The basic propulsion motor and the battery pack were proven modules from a series of vehicles with motor propulsion and energy stored in a battery. The two-stroke engine was developed for a determined load/speed operation range, the main stages being tuning of the scavenging, adjustment of direct injection, and optimization of the combustion process. The conceived Citroen Saxo Electrique had a DC motor with a power of 20 kW in a speed range of 1600–5500 min1 and a torque of 127 N m at 1600 min1. The battery was formed by 20 Ni-Cd modules.
For a given application, the injection of liquid fuel in a simple and very compact two-stroke engine working as a current generator is less complex than an injection of emulsion, which requires an air compressor, a mixing chamber, and an additional injector. On the other hand, a system for direct injection of liquid fuel with high-pressure modulation is more advantageous than a common rail system, which requires more power than is available in such a compact engine.
A benefit of the Zwickau pressure pulse direct injection system is that the high-pressure course and, thereby, the injection rate modulation are not dependent on the engine speed. The system can be tuned for short fuel atomization, allowing fast vaporization and mixture formation.
Acceleration of the fuel before impact is generated by the difference between the initial fuel pressure and the ambient pressure in a return pipe to the tank. The initial fuel pressure is produced in a module consisting of a low-pressure fuel pump, filter, and pressure control valve, the whole module being integrated in the tank.
This wave is available at the input of an injector, which is placed close to the electromagnetic valve.
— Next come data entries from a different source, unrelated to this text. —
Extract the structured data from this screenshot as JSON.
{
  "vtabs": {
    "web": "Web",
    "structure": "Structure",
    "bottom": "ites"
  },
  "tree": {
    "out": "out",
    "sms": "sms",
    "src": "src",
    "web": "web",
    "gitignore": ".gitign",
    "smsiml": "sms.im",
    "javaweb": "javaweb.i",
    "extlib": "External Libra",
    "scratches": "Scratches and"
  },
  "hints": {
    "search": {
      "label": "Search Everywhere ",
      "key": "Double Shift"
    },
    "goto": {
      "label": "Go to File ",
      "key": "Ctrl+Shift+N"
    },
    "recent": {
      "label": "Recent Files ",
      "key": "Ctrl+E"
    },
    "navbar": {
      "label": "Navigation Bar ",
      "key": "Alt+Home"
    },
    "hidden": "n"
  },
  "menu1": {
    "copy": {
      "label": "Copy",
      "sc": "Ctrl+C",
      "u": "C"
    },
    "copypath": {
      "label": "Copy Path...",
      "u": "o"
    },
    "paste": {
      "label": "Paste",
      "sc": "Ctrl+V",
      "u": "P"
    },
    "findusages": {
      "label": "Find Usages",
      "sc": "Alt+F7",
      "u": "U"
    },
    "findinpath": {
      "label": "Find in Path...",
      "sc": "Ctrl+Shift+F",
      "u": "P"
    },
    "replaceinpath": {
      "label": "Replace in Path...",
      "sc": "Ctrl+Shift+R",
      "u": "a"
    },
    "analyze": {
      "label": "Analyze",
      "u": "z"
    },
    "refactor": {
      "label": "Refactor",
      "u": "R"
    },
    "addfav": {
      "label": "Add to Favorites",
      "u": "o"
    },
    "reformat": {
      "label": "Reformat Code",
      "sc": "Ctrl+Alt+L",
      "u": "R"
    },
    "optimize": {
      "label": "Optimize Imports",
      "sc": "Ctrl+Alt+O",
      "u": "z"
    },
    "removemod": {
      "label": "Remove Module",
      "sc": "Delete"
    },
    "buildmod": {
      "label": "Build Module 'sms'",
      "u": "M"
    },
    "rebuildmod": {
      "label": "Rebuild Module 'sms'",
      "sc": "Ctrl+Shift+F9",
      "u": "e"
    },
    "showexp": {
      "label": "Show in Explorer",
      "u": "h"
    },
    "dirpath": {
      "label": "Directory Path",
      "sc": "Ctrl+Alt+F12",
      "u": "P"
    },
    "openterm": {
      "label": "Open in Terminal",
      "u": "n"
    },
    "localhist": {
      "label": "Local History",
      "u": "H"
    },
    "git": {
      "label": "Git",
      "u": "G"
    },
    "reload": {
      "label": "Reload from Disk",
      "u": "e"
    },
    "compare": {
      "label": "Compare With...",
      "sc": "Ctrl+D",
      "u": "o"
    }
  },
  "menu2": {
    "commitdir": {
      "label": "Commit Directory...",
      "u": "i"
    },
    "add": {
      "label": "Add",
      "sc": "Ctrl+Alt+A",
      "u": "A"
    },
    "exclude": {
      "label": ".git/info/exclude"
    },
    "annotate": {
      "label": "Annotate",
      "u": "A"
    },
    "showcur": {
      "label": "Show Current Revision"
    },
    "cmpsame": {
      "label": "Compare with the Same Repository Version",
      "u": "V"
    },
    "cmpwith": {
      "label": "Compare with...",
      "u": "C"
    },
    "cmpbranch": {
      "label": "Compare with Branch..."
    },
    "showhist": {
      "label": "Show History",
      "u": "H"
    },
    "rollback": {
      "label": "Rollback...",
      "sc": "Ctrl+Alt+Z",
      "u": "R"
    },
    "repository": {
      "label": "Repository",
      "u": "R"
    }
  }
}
The injector consists of a needle with a spring and a body. By adjusting the spring, the opening pressure of the injector can be set to values required for this utilization. The injected mass is controlled by the opening duration of the electromagnetic valve, which determines the velocity of the accelerated fuel before impact on the closing valve. The start of an injection event is the start of the opening of the electromagnetic valve, which provokes fuel acceleration. This opening start is easily controllable by the current.
On the other hand, variation of the injection mass has no influence on the droplet size. This is typical of the water hammer effect in the pressure pulse injection system: the atomization of the fuel is mainly determined by the steep pressure rise and not by the pressure peak itself. This behavior is very favorable for mixture formation in an extremely short time in a compact combustion chamber. The combustion chamber design and the positions of the injector and spark plug have been optimized by 3D simulation and experiment and tested on the engine test bench.
For each configuration, the injection and spark start and the injection rate modulation were analyzed. The compression ratio was also adjusted to obtain minimum pollutant emission. The compression ratio achieved a value of 12.13:1. A major problem was the design of the exhaust pipes, which determines the scavenging of a two-stroke engine. The vehicle configuration did not permit the placement of two exhaust pipes of identical length.
About 80 % of the population of Europe, for example, lives in urban areas. Some 50 % of their inhabitants drive in their own car less than 5 km per day. More interesting is the fact that 80 % of the inhabitants of European cities drive less than 50 km per day. For such utilization, a compact car with an acceleration profile that corresponds to the most frequent city driving cycle is the best alternative. Moreover, such a car should have zero emission of CO2, pollutants, and noise in the city centers. Thus, propulsion by motor seems to be the best form under such conditions.
However, fuel cells are more complex than thermal engines, necessitating more room on board; last but not least they are much more expensive than simple engines for the current generation.